• **What to produce**
Whenever "time" occurs in a line of the material, list that line.

• **Recorded information**
──────────────────────────────

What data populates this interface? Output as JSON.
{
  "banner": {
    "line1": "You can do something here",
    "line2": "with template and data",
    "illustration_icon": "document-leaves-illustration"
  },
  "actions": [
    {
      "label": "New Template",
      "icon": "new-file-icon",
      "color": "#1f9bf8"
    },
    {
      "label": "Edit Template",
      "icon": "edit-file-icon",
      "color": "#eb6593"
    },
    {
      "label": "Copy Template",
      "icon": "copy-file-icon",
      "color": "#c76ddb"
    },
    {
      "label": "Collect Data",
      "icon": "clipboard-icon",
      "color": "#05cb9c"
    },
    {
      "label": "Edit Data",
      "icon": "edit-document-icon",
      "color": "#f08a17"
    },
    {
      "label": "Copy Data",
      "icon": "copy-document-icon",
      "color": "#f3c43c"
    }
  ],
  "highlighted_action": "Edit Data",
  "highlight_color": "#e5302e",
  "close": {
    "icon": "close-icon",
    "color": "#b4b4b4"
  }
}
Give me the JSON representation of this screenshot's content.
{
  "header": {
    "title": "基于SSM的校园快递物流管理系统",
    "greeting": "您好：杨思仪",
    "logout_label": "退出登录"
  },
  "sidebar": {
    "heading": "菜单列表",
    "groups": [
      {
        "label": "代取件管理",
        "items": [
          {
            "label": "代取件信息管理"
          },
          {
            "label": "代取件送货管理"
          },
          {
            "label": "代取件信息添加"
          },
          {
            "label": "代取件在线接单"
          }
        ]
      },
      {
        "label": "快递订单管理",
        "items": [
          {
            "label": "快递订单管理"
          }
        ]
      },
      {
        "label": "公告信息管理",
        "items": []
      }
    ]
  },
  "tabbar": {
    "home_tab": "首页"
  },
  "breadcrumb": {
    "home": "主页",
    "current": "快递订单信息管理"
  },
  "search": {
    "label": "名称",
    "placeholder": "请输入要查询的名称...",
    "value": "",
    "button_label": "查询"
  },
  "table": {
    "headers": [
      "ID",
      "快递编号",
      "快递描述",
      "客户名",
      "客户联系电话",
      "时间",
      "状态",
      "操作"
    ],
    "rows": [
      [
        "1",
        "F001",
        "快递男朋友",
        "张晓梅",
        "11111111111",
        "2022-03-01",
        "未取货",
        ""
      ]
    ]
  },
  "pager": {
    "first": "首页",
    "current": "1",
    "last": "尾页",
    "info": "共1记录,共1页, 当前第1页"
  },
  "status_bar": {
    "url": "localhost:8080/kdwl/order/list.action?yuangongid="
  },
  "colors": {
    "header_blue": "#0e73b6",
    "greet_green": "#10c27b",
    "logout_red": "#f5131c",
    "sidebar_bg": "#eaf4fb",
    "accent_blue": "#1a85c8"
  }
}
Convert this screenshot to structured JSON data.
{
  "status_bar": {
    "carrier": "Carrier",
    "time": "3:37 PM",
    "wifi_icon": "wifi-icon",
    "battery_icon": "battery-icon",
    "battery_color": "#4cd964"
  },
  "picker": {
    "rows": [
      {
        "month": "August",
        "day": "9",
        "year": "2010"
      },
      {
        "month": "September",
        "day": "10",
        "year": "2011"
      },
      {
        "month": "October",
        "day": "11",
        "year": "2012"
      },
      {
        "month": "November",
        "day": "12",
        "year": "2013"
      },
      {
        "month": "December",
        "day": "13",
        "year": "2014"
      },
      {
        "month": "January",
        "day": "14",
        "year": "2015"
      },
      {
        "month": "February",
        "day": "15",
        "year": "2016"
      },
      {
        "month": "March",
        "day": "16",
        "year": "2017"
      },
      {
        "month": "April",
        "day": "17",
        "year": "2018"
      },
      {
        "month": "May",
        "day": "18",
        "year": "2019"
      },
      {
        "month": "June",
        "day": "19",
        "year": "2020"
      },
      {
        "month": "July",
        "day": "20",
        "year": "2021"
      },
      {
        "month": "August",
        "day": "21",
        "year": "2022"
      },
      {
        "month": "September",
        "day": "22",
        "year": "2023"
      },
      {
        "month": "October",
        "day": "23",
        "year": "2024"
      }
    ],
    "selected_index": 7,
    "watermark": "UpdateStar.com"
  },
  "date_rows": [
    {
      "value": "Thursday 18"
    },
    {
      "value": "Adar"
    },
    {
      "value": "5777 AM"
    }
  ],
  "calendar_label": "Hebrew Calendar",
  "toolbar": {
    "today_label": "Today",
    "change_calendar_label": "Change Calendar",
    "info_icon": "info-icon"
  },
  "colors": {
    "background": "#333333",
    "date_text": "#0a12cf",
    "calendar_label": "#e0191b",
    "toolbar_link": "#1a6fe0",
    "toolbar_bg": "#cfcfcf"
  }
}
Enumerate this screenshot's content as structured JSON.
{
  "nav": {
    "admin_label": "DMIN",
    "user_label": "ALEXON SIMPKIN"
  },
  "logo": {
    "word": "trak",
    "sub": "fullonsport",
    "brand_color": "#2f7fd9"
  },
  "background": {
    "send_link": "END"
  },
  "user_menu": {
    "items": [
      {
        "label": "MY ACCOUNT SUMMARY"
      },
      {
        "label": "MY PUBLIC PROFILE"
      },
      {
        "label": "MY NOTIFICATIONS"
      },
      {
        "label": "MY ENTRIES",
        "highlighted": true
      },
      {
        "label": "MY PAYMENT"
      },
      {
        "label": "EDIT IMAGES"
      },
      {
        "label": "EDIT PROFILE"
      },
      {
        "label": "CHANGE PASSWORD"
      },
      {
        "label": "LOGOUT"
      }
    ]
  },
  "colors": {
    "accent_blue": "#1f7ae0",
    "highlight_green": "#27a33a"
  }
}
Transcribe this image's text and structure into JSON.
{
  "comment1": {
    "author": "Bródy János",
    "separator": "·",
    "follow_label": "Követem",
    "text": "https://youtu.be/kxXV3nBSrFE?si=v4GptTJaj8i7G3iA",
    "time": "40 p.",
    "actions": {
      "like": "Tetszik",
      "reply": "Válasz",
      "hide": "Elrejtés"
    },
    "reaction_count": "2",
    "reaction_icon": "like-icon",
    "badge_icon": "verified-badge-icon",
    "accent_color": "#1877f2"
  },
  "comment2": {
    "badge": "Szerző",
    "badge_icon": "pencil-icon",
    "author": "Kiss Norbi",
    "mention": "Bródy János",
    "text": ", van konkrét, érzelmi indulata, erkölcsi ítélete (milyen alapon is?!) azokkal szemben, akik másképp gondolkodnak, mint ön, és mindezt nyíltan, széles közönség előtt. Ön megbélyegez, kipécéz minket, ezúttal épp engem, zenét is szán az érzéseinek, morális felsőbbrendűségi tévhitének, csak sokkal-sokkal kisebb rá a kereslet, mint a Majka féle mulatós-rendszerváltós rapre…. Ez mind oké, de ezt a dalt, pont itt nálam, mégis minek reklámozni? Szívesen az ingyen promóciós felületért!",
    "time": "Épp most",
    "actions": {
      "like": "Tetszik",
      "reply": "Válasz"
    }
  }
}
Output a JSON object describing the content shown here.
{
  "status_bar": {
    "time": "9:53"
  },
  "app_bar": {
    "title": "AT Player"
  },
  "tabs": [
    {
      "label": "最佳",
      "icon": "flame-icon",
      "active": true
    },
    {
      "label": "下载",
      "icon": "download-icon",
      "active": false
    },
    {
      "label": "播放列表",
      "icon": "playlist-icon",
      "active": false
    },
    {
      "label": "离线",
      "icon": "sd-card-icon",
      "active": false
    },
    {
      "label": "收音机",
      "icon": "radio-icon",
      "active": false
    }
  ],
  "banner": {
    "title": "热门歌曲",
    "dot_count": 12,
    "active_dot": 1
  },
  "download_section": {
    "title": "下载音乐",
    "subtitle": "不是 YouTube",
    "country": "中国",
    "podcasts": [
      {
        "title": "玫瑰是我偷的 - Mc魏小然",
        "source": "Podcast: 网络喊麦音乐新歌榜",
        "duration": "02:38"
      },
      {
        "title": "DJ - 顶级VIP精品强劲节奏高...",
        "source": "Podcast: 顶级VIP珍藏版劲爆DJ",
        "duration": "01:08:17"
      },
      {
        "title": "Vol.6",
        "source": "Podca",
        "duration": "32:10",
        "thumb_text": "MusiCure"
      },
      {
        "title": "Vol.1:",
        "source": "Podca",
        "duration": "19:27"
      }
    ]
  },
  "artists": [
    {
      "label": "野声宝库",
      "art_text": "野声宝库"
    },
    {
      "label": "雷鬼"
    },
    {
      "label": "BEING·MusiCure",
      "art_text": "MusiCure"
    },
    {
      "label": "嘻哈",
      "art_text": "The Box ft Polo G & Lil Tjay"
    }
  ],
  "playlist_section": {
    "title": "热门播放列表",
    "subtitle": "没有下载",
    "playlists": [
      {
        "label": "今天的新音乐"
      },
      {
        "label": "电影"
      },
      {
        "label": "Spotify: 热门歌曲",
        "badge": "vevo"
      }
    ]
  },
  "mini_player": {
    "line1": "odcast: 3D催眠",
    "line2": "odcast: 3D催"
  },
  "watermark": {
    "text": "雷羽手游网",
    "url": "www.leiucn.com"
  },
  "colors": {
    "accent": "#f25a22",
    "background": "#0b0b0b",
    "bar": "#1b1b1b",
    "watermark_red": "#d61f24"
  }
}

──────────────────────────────

• **Exercise answer**
    "time": "3:37 PM",
    "time": "40 p.",
    "time": "Épp most",
    "time": "9:53"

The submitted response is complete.